Herb Simon is one such person, and he has a life size replica on one wall of the portion of the Sistine Chapel where God imparts life to Adam through a touch of his finger. Herb is the owner of the Indiana Pacers and a member of Second Presbyterian. He has already lived several successful lives, and he fell in love with Michelangelo's work when living in Italy. He was there because he realized that he wanted more out of life than a business career could afford. He was there because it served as a home base for his work as the head of food distribution for the United Nations.
As I heard his testimony my heart softened and I was silenced to the core, because I had ridiculed this man in my heart when he greeted me at the door to his house by saying, "Lafayette? I almost bought a TV station there once!" As his story unfolded, suddenly he became somewhat of a prophet – speaking truth to power. He told us of his meetings with Popes and Imams alike, and the room was as quiet as if God had said, "This is my beloved son. Listen to him!" As he spoke of leading Pope John Paul in prayer for the least of these and asking the Grand Imam of Cairo if he cared for hungry children the same, whether they were Muslim or not, I realized that this was a man motivated by God's active presence in his life.
That same night, while at dinner, I sat with other disciples with whom I had faithfully followed Christ to this hilltop in Indiana. Robert Yahara sat next to me. He was one of the heavenly host from this 3,000 member church that tended to our needs. I noticed his name tag right away. It read, "Children's Ministry Volunteer." Robert has white hair, including his beard. He is 86 years old and is in good health. As we shared our stories the most amazing thing happened. Out of 3,000 church members, who should I realize was sitting next to me but the very man I heard about on the plane – Robert Yahara!

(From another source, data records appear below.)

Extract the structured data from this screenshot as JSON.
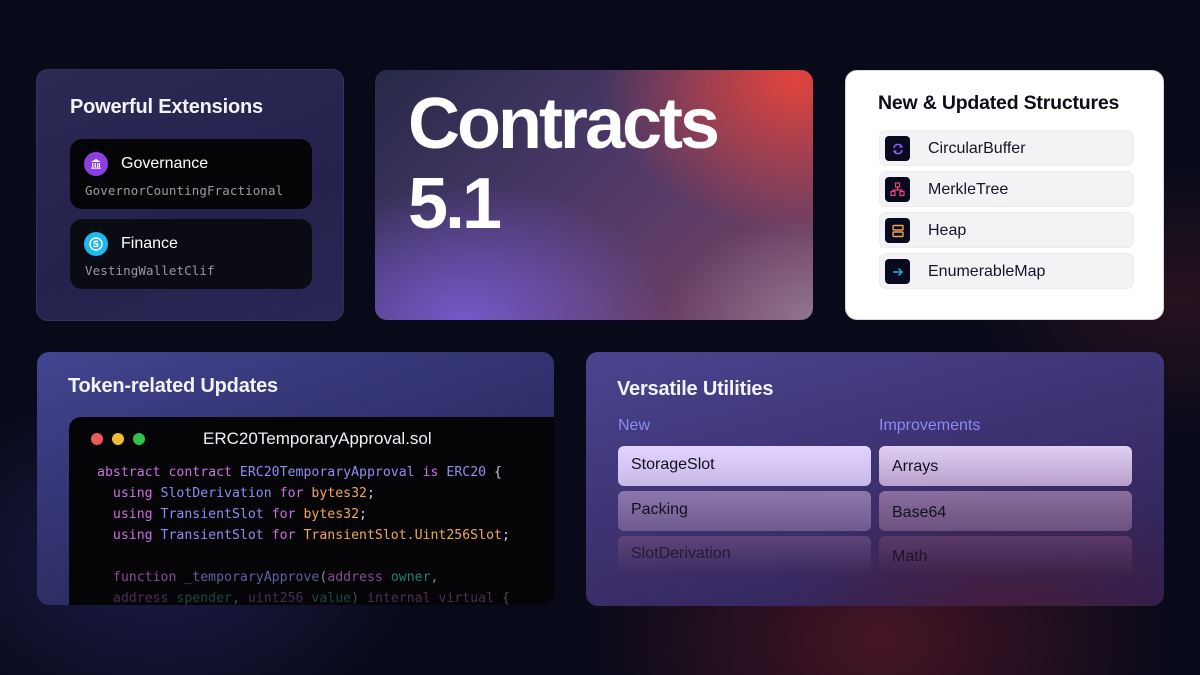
{
  "extensions": {
    "title": "Powerful Extensions",
    "items": [
      {
        "name": "Governance",
        "sub": "GovernorCountingFractional",
        "icon": "bank-icon",
        "color": "#8b3fe0"
      },
      {
        "name": "Finance",
        "sub": "VestingWalletClif",
        "icon": "dollar-coin-icon",
        "color": "#1db8f0"
      }
    ]
  },
  "hero": {
    "line1": "Contracts",
    "line2": "5.1"
  },
  "structures": {
    "title": "New & Updated Structures",
    "items": [
      {
        "label": "CircularBuffer",
        "icon": "refresh-cycle-icon",
        "color": "#8b5cf6"
      },
      {
        "label": "MerkleTree",
        "icon": "tree-nodes-icon",
        "color": "#e8467c"
      },
      {
        "label": "Heap",
        "icon": "stacked-boxes-icon",
        "color": "#f2a44a"
      },
      {
        "label": "EnumerableMap",
        "icon": "arrow-right-icon",
        "color": "#1fb0e8"
      }
    ]
  },
  "token": {
    "title": "Token-related Updates",
    "file": "ERC20TemporaryApproval.sol",
    "window_dots": [
      "#ee5a5a",
      "#f5b93a",
      "#2fc24a"
    ],
    "code": [
      [
        [
          "kw",
          "abstract contract "
        ],
        [
          "ty",
          "ERC20TemporaryApproval "
        ],
        [
          "kw",
          "is "
        ],
        [
          "ty",
          "ERC20 "
        ],
        [
          "pl",
          "{"
        ]
      ],
      [
        [
          "kw",
          "  using "
        ],
        [
          "ty",
          "SlotDerivation "
        ],
        [
          "kw",
          "for "
        ],
        [
          "or",
          "bytes32"
        ],
        [
          "pl",
          ";"
        ]
      ],
      [
        [
          "kw",
          "  using "
        ],
        [
          "ty",
          "TransientSlot "
        ],
        [
          "kw",
          "for "
        ],
        [
          "or",
          "bytes32"
        ],
        [
          "pl",
          ";"
        ]
      ],
      [
        [
          "kw",
          "  using "
        ],
        [
          "ty",
          "TransientSlot "
        ],
        [
          "kw",
          "for "
        ],
        [
          "or",
          "TransientSlot.Uint256Slot"
        ],
        [
          "pl",
          ";"
        ]
      ],
      [
        [
          "pl",
          ""
        ]
      ],
      [
        [
          "kw",
          "  function "
        ],
        [
          "ty",
          "_temporaryApprove"
        ],
        [
          "pl",
          "("
        ],
        [
          "kw",
          "address "
        ],
        [
          "tl",
          "owner"
        ],
        [
          "pl",
          ","
        ]
      ],
      [
        [
          "kw",
          "  address "
        ],
        [
          "tl",
          "spender"
        ],
        [
          "pl",
          ", "
        ],
        [
          "kw",
          "uint256 "
        ],
        [
          "tl",
          "value"
        ],
        [
          "pl",
          ") "
        ],
        [
          "kw",
          "internal virtual "
        ],
        [
          "pl",
          "{"
        ]
      ]
    ]
  },
  "utilities": {
    "title": "Versatile Utilities",
    "columns": [
      {
        "header": "New",
        "items": [
          "StorageSlot",
          "Packing",
          "SlotDerivation"
        ]
      },
      {
        "header": "Improvements",
        "items": [
          "Arrays",
          "Base64",
          "Math"
        ]
      }
    ]
  }
}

My, my… how far a little salt can go in the stew! My, my… how far a little light can go into the darkness! My, my… how important is our public witness? Just ask Peter, for he is reminding us that our stories, our testimonies, our experiences of God's grace are too good to be made up. They are too good to be kept to ourselves, and they carry too much truth to be manipulated.
But here's the kicker. Jesus told the disciples not to say anything about what they had seen until after his resurrection. We live after the resurrection. Even as we anticipate celebrating the resurrection on Easter, we live in the knowledge that it has already happened. We live with the ritual celebration of Christ's power over sin and death, and we even expect to share a common union with God through the sacraments we share with one another.
So, as we feast on the knowledge of the presence of God, let us remember there is no intermediary. There is only God. There is nothing to stop us from being transformed in the likeness of Christ, nothing except our own desires to build booths in an attempt to define and contain what we cannot define or contain. Let us not wait for the chance that best suites us to respond to God's grace. Let us simply move from worship into action, from being loved into loving. And to God be the glory, both now and always. Amen.